Fan Zeng obtained his PhD degree in Chemical Engineering under the guidance of Prof Hohn in 2016 from Kansas State University, USA. His PhD dissertation dealt with catalytic processes for conversion of natural gas engine exhaust and 2,3-butanediol conversion to 1,3-butadiene. His main research interest and expertise are microkinetic analysis of catalytic reactions, heterogeneous catalysis for upgrading bio-sustainable materials and thermal energy storage.
Feng Zhang is a fourth year PhD student in Materials Science and Engineering department at Stony Brook University and is currently working as a Research Assistant in the Catalysis: Reactivity and Structure (CRS) Group at Brookhaven National Laboratory (USA). Her research focuses on the in situ characterization of the metal/oxide catalysts for the activation and conversion of methane to value added chemicals via synchrotron-based techniques.
Stacey I. Zones is currently a Research Fellow with Chevron's Energy and Technology Company, working in the catalyst department.

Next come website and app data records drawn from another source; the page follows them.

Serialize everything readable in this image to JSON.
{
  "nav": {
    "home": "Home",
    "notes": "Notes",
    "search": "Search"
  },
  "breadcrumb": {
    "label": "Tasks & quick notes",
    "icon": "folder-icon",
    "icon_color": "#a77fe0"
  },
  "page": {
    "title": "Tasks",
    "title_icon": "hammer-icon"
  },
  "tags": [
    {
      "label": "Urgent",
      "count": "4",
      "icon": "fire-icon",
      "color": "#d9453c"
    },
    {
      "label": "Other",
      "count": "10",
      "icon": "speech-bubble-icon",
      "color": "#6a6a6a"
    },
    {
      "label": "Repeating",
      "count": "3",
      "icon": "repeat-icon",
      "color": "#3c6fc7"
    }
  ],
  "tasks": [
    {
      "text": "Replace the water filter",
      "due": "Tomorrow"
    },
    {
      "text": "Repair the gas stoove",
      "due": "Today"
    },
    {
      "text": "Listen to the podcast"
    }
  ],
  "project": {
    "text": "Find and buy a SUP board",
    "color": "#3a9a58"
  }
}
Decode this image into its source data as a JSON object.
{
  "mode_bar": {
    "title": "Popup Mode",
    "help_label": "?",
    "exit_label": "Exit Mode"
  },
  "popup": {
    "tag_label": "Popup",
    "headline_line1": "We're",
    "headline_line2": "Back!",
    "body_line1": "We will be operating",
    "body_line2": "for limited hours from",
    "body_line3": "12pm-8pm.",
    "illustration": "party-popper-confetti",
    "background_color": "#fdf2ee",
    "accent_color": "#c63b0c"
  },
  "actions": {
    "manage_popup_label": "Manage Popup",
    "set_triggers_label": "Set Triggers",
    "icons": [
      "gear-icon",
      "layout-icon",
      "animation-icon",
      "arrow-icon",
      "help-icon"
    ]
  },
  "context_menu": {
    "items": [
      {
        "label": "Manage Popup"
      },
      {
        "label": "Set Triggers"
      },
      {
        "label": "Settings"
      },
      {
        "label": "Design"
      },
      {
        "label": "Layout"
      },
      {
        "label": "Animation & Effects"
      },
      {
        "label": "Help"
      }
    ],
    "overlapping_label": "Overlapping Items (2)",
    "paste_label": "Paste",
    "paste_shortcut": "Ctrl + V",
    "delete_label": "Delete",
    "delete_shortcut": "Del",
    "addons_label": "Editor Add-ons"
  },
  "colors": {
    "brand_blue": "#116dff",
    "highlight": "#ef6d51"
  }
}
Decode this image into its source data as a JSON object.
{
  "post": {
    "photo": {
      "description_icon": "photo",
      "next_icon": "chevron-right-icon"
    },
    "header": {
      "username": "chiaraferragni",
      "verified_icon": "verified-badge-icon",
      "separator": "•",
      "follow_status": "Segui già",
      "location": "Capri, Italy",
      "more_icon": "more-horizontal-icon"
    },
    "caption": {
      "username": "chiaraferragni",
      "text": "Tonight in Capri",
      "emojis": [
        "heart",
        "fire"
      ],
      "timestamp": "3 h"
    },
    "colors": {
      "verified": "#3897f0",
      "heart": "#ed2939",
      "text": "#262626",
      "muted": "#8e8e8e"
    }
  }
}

He has also been an Adjunct Professor in Chemical Engineering at the University of California, Berkeley. Dr Zones earned a PhD in Inorganic Chemistry from the University of California at San Diego in 1978. He joined Chevron in 1980 and began a program in searching for new zeolite structures with a strong emphasis on designing organic cations to aid in the synthesis. He continues to head that effort for Chevron, as well as contribute as a team member in efforts to develop the zeolite products into commercial use, working on manufacturing and catalyst development efforts. He is also involved in new business opportunities. Dr Zones is a co-author and co-inventor on more than 160 zeolite science papers and 160 technology patent applications. His research was recognized by the International Zeolite Association with the 2001 Breck Award for outstanding research contributions, and Houdry Award from the North American Catalysis Society in 2007 for contributions in applied catalysis. In 2014, he was elected to the United States National Academy of Engineering. Most recently he was honored with the Catalysis and Reaction Engineering Division (CRE) Practice Award from AIChE in 2016.